There are around 900 million active iPhones around the globe, according to Finances Online. In 2021, Apple controlled over 25% of the mobile operating system market worldwide, and despite losing the global phone race to Android, Apple has a tight grip on the United States market.
Apple generated $365 billion in revenue in 2021, according to Business of Apps. Over half of this revenue was from iPhone sales.
But who’s pulling the strings? It’s easy to see such a ubiquitous company as a monolith, but Apple’s success actually relies on the decision-making of a few key individuals and organizations.
Who owns Apple?
Apple is a public company, meaning its ownership consists of shareholders. According to Macrotrends, Apple had over 16 billion shares outstanding as of March 2022.
Apple’s largest share quantities are owned by organizations. According to Investopedia, as of February 2021, Apple’s biggest institutional shareholder was the Vanguard Group, which owned more than 1.3 billion shares, 7.83% of shares outstanding at that time. BlackRock owned 1.11 billion shares, 6.60% of shares outstanding. Berkshire Hathaway owned more than a billion shares, almost 6% of shares outstanding.
Large numbers of Apple shares are also owned by Apple insiders — executive employees and those on the board of directors. As of December 2020, chairman Arthur Levinson owned over 4.5 million shares, CEO Tim Cook owned over 800,000 shares, and COO Jeff Williams owned almost 500,000 shares, according to Investopedia.
Who owns Google?:The same company that owns Waze and YouTube.
Who is the richest person in the world?:It’s not Jeff Bezos anymore.
Who is the CEO of Apple?

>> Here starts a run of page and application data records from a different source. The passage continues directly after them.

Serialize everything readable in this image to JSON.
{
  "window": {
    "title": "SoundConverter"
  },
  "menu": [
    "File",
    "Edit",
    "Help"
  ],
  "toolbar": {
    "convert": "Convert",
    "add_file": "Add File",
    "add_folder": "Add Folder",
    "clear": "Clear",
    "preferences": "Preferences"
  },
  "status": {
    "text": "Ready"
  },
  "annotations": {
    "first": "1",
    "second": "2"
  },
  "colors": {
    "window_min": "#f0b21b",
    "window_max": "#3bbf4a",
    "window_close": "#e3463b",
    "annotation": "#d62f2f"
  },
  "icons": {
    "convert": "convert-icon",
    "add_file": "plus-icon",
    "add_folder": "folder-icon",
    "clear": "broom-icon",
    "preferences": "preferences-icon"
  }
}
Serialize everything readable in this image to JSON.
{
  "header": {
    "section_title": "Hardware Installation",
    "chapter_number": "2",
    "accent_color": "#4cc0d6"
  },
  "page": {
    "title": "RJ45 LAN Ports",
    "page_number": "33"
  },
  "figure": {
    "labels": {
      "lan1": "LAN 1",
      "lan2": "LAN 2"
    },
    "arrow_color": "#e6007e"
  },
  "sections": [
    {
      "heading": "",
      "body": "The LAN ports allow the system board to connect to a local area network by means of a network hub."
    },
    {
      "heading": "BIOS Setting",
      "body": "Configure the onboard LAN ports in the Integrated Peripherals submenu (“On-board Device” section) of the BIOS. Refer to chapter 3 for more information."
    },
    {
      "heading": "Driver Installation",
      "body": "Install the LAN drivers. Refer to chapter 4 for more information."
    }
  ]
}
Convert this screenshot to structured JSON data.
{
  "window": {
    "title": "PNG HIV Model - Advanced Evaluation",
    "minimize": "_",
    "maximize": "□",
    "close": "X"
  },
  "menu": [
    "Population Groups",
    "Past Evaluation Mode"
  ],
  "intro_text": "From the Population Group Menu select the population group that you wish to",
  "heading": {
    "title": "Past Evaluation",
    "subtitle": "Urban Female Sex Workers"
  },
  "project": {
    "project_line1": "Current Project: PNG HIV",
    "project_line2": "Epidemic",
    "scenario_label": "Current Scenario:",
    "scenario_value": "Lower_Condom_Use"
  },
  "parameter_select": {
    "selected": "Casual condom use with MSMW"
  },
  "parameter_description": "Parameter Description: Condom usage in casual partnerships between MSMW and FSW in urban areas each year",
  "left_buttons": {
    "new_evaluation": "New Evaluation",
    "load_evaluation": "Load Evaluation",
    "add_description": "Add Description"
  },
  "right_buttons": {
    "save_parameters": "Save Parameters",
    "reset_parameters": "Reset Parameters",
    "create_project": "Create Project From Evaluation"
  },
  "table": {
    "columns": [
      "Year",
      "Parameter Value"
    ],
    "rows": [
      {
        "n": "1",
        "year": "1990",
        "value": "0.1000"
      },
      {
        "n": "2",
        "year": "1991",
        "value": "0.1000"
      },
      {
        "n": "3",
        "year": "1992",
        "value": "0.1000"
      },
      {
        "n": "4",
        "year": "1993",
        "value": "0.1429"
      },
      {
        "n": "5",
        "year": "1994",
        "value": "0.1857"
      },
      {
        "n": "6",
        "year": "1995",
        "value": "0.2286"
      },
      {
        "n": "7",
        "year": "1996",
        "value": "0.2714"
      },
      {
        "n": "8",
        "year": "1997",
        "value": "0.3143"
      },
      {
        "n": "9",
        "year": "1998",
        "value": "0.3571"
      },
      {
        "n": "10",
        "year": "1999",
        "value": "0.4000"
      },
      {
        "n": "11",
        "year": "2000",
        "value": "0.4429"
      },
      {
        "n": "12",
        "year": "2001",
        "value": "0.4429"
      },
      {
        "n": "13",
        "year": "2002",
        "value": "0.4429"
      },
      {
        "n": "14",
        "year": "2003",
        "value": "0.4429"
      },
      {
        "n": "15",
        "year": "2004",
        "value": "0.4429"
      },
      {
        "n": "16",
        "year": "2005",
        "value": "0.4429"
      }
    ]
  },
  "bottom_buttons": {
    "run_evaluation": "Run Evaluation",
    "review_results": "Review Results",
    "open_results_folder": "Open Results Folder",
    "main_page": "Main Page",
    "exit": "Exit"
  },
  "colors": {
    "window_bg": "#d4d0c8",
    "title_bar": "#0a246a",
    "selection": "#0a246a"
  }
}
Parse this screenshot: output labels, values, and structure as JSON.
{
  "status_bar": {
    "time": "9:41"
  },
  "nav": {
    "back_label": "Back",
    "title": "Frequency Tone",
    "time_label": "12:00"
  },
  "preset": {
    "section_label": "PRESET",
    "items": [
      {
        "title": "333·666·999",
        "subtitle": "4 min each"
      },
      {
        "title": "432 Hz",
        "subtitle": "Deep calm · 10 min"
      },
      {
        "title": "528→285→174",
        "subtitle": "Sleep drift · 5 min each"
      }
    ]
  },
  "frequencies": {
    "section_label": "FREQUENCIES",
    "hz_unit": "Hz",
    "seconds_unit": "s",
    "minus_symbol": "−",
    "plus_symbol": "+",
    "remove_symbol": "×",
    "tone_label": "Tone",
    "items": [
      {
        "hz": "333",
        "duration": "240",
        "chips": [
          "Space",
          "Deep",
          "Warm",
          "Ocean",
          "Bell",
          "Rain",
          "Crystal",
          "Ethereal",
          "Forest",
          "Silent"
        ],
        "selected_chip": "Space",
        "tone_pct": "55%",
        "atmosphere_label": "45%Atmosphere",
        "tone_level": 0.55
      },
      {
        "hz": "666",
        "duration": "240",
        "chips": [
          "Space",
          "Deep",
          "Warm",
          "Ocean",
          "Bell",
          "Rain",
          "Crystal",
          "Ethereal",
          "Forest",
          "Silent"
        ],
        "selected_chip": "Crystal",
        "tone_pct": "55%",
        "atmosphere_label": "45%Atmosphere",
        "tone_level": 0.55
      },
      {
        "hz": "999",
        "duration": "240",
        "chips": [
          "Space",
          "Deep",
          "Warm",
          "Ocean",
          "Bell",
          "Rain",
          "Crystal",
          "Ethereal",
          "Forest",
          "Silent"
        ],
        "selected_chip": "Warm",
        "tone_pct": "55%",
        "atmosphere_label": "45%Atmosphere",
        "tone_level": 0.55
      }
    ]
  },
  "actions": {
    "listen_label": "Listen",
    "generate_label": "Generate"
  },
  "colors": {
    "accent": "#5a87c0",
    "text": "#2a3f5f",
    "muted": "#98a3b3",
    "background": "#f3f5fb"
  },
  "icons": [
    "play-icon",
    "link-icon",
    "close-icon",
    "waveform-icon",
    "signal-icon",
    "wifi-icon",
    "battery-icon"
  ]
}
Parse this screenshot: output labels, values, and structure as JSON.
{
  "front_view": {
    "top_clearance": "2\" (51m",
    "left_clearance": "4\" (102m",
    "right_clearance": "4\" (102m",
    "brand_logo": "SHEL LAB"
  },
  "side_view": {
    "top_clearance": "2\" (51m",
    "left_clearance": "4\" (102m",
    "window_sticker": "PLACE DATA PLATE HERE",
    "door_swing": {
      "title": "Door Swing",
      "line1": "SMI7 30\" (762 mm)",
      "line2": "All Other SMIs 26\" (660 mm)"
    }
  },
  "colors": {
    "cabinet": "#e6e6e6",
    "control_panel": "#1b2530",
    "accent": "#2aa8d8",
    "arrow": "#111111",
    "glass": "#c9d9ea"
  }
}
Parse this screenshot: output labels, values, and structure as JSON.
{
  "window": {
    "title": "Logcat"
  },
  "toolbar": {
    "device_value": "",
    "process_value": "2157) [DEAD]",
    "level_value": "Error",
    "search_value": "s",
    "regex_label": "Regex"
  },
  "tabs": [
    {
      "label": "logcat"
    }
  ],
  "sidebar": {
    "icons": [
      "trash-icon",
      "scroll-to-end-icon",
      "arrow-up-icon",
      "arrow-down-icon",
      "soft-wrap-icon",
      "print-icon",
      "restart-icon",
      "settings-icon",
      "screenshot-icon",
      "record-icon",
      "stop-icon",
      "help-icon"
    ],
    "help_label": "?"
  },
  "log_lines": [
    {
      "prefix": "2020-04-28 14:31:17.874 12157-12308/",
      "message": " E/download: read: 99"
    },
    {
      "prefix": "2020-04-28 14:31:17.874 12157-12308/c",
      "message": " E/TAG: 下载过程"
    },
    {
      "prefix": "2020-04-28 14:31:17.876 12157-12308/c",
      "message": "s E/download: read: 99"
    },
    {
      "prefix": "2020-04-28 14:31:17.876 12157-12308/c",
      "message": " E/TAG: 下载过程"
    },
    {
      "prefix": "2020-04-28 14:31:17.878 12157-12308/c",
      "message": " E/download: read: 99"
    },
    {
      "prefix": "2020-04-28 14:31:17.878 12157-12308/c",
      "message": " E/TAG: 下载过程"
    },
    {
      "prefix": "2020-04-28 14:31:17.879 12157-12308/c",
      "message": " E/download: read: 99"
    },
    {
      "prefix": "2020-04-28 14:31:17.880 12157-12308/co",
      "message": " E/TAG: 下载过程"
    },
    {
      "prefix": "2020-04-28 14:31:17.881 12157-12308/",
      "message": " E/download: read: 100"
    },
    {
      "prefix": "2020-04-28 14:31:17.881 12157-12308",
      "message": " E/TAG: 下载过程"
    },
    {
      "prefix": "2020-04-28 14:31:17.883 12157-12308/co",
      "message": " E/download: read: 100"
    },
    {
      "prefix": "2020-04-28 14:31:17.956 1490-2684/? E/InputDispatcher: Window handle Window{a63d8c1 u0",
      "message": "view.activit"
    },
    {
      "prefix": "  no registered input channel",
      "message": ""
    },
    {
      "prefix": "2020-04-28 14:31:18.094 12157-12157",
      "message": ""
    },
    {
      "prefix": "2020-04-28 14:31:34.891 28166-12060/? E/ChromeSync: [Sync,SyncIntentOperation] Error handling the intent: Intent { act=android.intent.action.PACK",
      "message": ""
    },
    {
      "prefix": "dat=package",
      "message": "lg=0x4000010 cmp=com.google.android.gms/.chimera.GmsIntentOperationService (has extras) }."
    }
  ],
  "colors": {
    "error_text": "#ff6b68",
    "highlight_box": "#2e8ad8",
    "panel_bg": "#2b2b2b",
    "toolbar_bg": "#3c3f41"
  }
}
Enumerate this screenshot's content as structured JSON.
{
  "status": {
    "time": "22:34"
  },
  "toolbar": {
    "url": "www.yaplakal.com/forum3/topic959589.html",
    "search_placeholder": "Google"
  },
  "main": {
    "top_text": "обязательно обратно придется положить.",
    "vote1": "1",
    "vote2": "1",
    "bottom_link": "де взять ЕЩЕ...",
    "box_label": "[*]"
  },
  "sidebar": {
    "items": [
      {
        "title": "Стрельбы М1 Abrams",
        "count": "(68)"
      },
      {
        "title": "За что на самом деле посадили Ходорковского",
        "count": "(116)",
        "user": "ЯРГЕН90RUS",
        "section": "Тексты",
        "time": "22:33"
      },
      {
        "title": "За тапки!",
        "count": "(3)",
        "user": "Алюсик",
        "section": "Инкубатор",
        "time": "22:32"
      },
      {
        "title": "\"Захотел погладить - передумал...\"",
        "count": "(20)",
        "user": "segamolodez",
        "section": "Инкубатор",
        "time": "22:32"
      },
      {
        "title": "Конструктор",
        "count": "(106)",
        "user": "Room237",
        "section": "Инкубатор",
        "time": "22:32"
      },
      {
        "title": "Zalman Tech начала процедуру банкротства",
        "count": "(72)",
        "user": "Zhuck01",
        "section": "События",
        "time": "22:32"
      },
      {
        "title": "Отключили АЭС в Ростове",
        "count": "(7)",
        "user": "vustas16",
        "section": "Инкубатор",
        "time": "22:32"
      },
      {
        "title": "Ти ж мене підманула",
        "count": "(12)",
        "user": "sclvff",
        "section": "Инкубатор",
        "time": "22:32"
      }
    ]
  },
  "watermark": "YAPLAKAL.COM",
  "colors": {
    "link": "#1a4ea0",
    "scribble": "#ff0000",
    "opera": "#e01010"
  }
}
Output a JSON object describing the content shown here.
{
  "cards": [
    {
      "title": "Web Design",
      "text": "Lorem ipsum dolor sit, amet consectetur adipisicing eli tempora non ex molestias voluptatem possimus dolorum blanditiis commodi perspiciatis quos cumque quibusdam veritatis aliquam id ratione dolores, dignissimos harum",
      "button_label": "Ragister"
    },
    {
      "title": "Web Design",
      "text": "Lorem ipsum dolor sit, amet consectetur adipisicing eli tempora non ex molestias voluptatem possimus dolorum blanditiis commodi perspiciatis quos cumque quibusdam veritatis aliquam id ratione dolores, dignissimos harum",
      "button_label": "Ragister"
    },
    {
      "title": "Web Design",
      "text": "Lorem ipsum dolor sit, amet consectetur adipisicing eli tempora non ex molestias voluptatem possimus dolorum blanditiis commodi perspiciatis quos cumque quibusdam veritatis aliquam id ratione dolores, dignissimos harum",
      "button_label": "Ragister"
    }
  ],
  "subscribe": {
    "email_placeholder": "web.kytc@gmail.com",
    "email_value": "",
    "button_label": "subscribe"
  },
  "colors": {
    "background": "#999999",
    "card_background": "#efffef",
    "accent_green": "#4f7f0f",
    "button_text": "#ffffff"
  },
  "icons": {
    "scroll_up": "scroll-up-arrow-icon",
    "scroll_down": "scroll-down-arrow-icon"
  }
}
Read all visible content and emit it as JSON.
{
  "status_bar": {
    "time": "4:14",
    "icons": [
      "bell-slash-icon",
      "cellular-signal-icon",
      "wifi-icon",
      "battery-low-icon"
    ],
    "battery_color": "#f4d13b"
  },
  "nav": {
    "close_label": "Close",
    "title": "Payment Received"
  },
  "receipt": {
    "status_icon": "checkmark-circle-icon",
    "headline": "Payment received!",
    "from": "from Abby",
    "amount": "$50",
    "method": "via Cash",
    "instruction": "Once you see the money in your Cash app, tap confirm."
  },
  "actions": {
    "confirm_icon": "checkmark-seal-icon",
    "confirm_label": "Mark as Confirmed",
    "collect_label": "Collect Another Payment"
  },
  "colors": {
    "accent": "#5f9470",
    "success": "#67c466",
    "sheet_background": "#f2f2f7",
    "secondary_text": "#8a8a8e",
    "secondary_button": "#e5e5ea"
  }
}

In August 2011, Tim Cook was named CEO of Apple, according to the company. Before the death of former CEO Steve Jobs, Cook served as COO.